Before this law, in the 2013 general elections, only nine female candidates could win out of the 161 women contesting general seats for the lower house of parliament. This reduced the women's strength to 70 or 20.5% in the National Assembly.
Whereas in 2008, 64 women contested general seats out of which a record 16 won. With 60 reserved seats, 76 women became part of the National Assembly constituting 22.2% of the total membership of the house. This translates that passage of this law instead of ensuring more women legislators in the National Assembly proved to be a bad omen and remained inefficient in changing the already downward sliding trend.
After the election in 2018, when the failure to ensure female participation was called out and lamented, it was then believed that the election commission would further tighten its rules and ensure this malpractice won’t repeat next time now that the loopholes and cracks in the system are so apparent. But it was all in vain.
Just this year alone, by-elections were held in 13 national assembly seats which also included the famous 8 seats vacated when PTI decided to resign en masse.
A total of more than 110 candidates contested these by-elections out of which only two candidates were females —one was Mehr Bano Qureshi, daughter of former foreign minister and vice president of PTI, who contested for NA 157 (a seat vacated by her brother Zain Qureshi) against Ali Moosa Gillani, son of former prime minister Yousaf Raza Gillani.
While the other candidate was Shezra Mansab Ali, daughter of an ex-minister of labour and overseas Pakistanis.

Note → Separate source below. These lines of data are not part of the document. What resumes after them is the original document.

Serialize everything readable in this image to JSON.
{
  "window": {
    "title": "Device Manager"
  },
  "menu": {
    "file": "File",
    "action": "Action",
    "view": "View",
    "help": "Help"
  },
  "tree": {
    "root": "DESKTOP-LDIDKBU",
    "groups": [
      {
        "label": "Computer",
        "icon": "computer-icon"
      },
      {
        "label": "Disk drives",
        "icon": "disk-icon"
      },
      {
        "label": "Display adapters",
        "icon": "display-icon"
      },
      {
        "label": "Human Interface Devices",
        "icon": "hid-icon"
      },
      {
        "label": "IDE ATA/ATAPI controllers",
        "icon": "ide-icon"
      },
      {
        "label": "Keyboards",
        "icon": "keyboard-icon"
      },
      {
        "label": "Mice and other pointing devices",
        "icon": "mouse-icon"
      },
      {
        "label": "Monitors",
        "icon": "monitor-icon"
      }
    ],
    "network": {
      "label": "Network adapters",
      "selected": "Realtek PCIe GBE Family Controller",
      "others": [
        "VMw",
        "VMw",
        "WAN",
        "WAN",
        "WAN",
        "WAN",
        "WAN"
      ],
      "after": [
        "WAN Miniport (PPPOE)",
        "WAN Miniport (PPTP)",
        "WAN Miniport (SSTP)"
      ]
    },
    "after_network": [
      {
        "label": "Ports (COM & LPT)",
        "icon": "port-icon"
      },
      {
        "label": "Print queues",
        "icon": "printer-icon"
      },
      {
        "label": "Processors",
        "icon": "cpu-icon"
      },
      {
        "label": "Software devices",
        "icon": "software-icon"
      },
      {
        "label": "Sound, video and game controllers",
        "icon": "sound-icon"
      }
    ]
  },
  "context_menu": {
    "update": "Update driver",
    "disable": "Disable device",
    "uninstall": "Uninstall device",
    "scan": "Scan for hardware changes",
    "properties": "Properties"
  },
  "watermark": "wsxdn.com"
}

Both women lost to their male rivals.
Whereas on the provisional level, when 25 seats (20 general, 5 minorities) fell vacant in Punjab Assembly this year after the Supreme Court verdict, not a single candidate was nominated by any political party to contest the general seats.
Internationally gender parity and equal participation of women are emphasised to ensure women have a right to say, vote, and provide input in policy matters that directly or indirectly impact women and minorities at large.
But the political landscape at home is becoming grimmer, misogynist and patriarchal by the day and the election commission of Pakistan and the political parties do not seem concerned by it as we descend towards a culture of name-calling, body-shaming, ridiculing, and minimising the efforts and input of our female legislators in parliament.
And when a culture of targeting and harassing women based on their gender is propagated by the famous mainstream political parties themselves, they indirectly broaden the gender gap and dissuade women from their rightful agency to participate in politics.
To make sure that history does not repeat itself in the upcoming general elections, Election Commission and policymakers will have to devise a way to implement the current election rules.
Header image: (From left to right) The iconic Fatima Jinnah, Pakistan's former prime minister Benazir Bhutto, and Begum Rana Liaquat Ali — Geo archive
Uroosa Jadoon is a staff member of Geo News.